Last Saturday we hosted a clam bake. Well, not so much a clam bake since we live 3+ hours from the nearest beach, more like a clam boil.

This was the second year we hosted this one-pot clam bake. It was said that this little party is now a yearly event. It was said by one of our guests.

That is a picture of the clams cleaning themselves. Supposedly, if you soak clams in water, sprinkled with corn meal, the clams will spit out the sand from within their shells. I don't think we soaked them enough.

The picture is a picture of me playing with the camera. The Pioneer Woman suggested taking food pictures using natural light, no flash. So I did. And my picture looks like I used no flash and have no idea how to use the natural light. :::sigh:::

And, that is the one and only picture I took to record this year's clam bake, um one-pot clam boil. Which is one picture more then I took last year. So, if for no other reason, we need to host the party for at least one more year so I can take more then one picture.

Apparently I'm not the only one forgetting to take pictures.

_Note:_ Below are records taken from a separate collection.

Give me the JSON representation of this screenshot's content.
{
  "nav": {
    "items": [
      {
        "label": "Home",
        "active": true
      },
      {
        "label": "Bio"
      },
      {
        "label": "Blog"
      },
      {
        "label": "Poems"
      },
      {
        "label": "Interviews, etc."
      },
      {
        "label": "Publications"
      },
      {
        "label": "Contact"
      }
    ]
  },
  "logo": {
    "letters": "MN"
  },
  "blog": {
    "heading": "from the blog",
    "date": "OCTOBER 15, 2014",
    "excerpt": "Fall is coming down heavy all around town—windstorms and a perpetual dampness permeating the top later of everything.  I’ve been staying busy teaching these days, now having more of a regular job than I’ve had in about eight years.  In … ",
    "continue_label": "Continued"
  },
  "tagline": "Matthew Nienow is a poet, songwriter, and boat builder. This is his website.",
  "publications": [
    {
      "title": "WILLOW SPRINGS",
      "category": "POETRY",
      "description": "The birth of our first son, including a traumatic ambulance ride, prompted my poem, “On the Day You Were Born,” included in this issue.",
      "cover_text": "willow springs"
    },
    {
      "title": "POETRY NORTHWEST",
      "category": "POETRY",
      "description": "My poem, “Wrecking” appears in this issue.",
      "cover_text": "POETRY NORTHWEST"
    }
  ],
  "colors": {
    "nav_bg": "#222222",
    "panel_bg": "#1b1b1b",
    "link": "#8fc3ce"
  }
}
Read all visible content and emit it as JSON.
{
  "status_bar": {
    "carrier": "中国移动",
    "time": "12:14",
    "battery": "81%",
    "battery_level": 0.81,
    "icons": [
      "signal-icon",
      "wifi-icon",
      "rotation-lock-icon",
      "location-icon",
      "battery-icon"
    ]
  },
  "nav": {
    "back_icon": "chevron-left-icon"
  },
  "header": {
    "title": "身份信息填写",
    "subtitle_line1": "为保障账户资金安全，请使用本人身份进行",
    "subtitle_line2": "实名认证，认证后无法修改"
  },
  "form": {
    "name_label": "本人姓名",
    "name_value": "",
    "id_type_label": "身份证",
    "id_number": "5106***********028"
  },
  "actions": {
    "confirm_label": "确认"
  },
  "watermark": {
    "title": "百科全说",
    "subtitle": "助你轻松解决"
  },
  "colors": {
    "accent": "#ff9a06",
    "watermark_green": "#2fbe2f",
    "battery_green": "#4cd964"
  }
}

I cruised the web looking for pictures to accompany the recipe I'm about to post, but couldn't find one.

OK, enough about the lack of pictures. As far as party preparation goes, this one is a cinch. A little cleaning, a little cutting, throw it all in a pot, let it cook, and eat.

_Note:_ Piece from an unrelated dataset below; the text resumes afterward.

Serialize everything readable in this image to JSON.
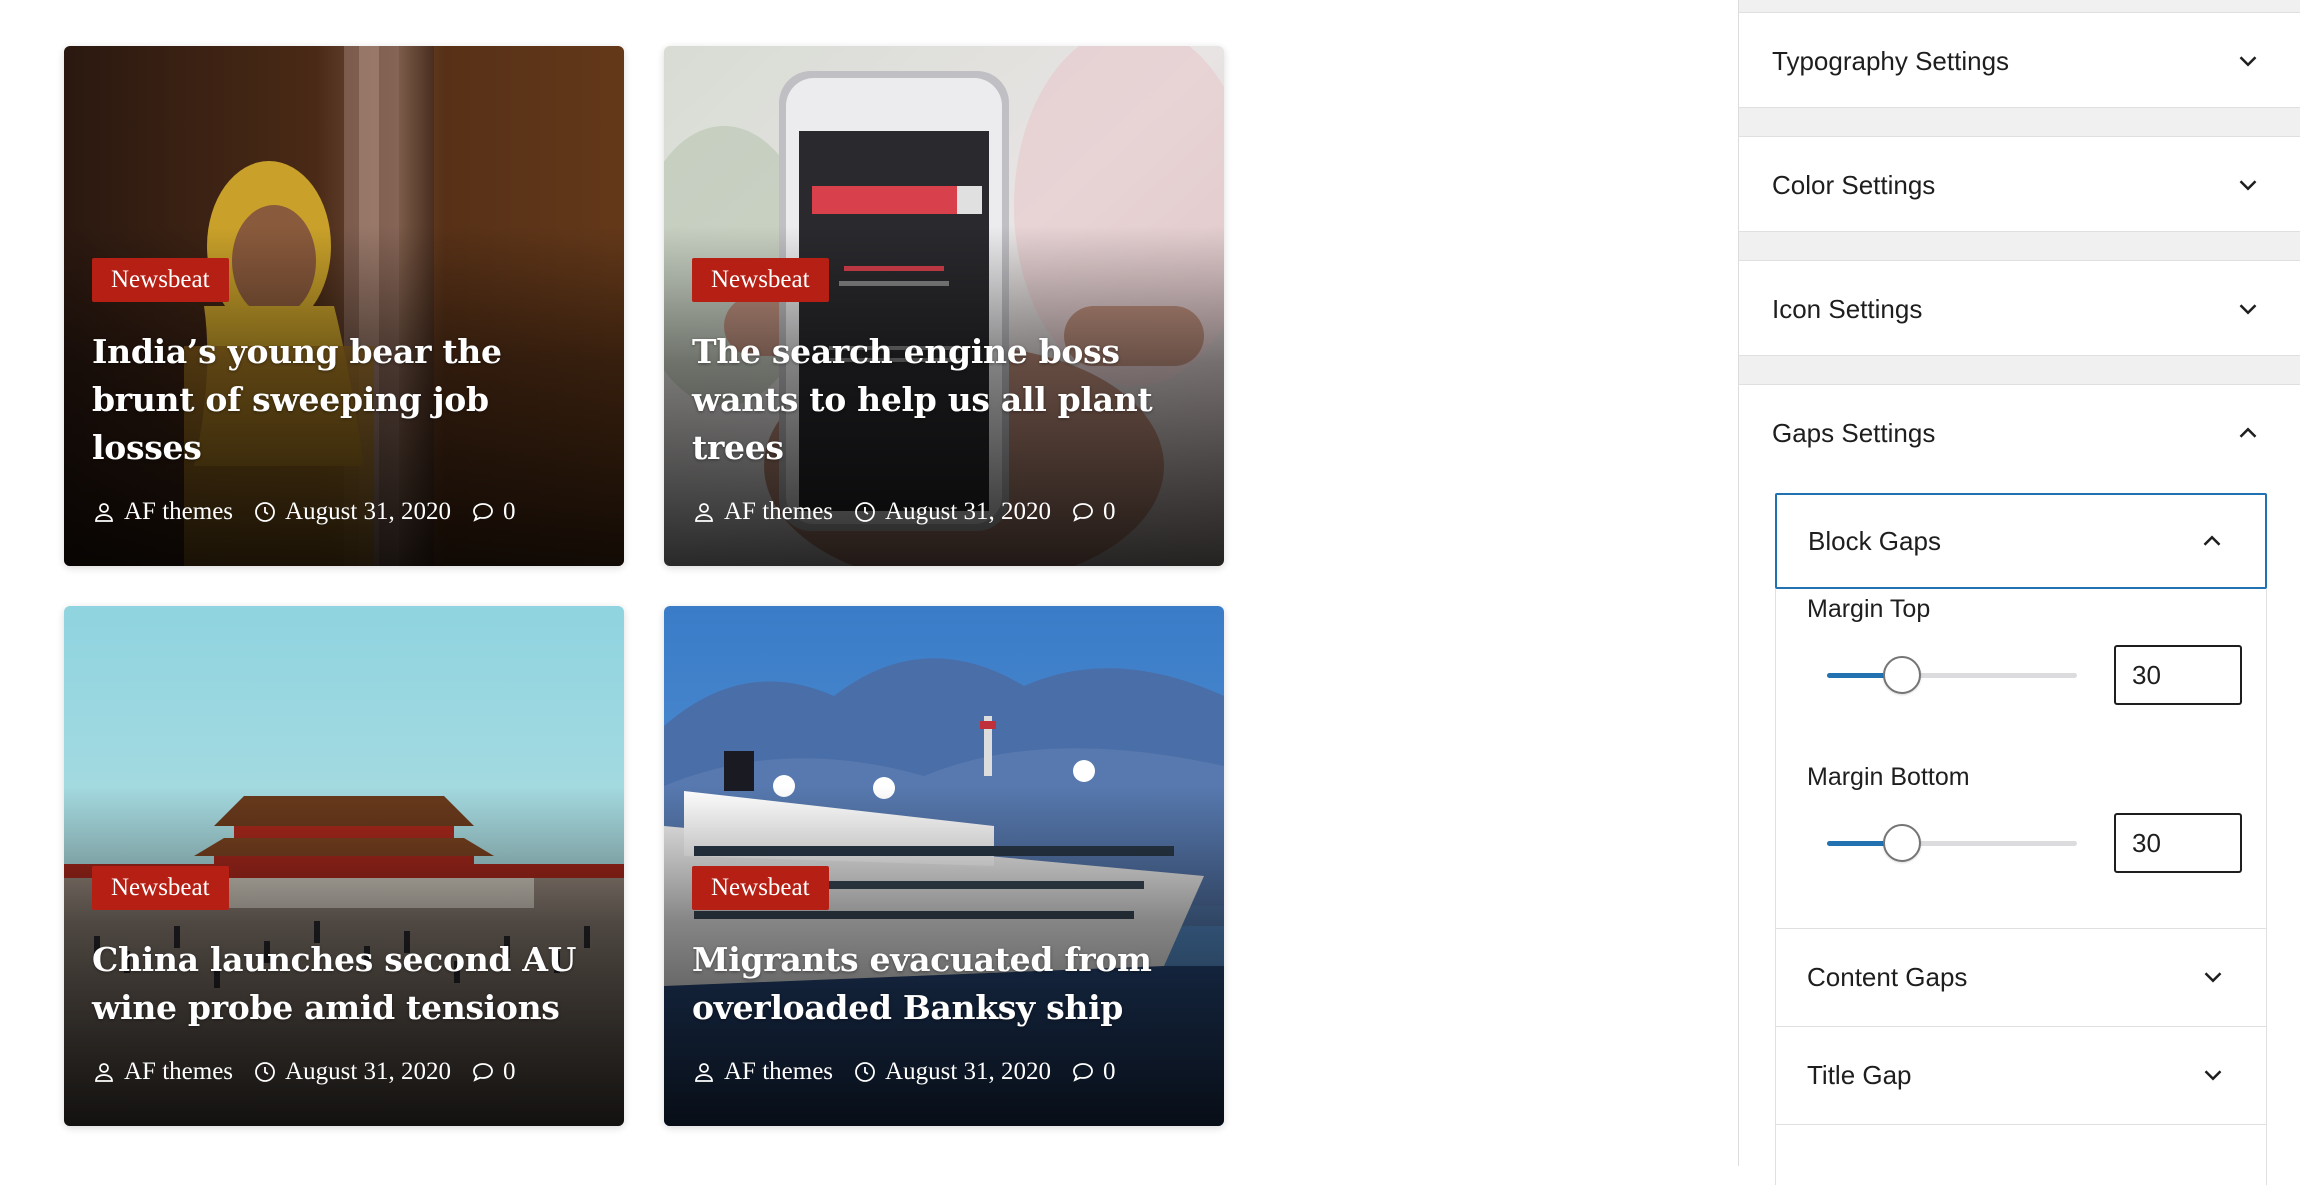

2 pounds small new potatoes
8 ounces Spanish chorizo or kielbasa, sliced
1 large onion, thinly sliced
1 12-ounce bottle lager beer
4 bay leaves
kosher salt and pepper
8 ears corn, cut into thirds
2 pounds large shrimp, shells on
4 dozen littleneck clams, scrubbed
2 baguettes, warmed
2 sticks butter, melted

1. Heat grill to high. (We cooked ours on the stove)

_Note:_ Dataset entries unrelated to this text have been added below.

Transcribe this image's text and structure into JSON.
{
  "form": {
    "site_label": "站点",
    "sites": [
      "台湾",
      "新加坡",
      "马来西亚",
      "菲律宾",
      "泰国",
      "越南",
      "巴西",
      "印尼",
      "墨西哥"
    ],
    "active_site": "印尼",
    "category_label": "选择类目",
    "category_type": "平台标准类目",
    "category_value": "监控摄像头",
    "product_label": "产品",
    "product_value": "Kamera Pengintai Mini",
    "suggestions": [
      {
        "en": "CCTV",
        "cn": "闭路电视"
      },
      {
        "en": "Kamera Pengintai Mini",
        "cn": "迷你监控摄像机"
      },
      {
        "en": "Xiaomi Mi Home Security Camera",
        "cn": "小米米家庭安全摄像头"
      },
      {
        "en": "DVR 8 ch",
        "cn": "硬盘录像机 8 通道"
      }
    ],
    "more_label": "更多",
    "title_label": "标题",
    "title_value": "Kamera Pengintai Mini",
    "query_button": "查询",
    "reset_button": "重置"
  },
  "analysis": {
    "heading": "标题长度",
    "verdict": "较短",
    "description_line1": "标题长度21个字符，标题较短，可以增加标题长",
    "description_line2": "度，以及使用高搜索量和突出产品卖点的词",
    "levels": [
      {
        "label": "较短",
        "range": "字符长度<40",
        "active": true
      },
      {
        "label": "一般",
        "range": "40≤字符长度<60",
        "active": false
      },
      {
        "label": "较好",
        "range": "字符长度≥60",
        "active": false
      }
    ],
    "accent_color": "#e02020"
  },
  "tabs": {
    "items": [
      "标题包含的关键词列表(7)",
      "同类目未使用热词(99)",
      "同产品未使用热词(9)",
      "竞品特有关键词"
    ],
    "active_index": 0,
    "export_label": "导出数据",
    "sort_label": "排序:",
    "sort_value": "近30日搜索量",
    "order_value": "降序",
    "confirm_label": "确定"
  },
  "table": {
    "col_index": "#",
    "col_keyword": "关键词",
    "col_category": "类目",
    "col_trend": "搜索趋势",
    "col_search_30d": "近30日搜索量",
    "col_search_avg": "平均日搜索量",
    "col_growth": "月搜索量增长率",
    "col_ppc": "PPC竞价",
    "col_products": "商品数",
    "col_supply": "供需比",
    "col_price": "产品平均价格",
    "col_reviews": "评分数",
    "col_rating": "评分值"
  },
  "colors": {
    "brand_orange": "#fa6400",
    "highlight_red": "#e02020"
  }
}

2. In an 11-quart stockpot (a very big pot, the largest you have), combine the potatoes, chorizo, onion, beer, bay leaves, 1 teaspoon salt, and 1/2 teaspoon pepper. Add just enough water to cover the potatoes. Add the corn, shrimp, and clams in layers.

3. Cover the pot. cook on the grill until the clams open, the shrimp are opaque, and the potatoes are tender, 20 to 25 minutes. (Or cook on the stove over medium-high heat. On our stove, and in our really big pots, it takes 60 minutes to cook.)

4. Transfer to a large platter and serve with the bread and butter.

I found the recipe in a Real Simple magazine. The nice thing about repeating a theme party is that you learn what works, and what to adjust. Last year we made three pots of food, only ate two and over-cooked the third. This year we made two pots; cooked a few less potatoes, a few extra corn cobs and an extra 2lbs of shrimp ... perfect!

The recipe says it serves 8 people. That is if you serve absolutely nothing else. We ask friends to bring a side dish to share.

Is this common, to ask your guests to bring food? Maybe it is a Mennonite thing? When our group of friends get together for a party it becomes a pot luck, so to speak.

We also borrow a friend's fire pit and have s'more fixin's available. Last year the kids discovered the fun of flaming balls of sugar. This year we remembered to discuss fire/marshmallow safety before allowing ANYONE to roast a marshmallow.

Now I need to write down all these notes so I remember them for next year. I need to write them all down, including how many people we fed, where I can find them for next year.

It's nice to re-host a theme party because you learn from each party what you can improve for next year. However, it is only helpful if you can remember what you learned from the year before. And, since I can't remember to take pictures of the party, I'm pretty sure I won't remember any of this by next year.


Anonymous said...

It's not a clam bake without a little grit in the food. Can't wait for next year!

Jolanthe said...

We had fun!! :) And thankfully I could unload some more rhubarb....heehee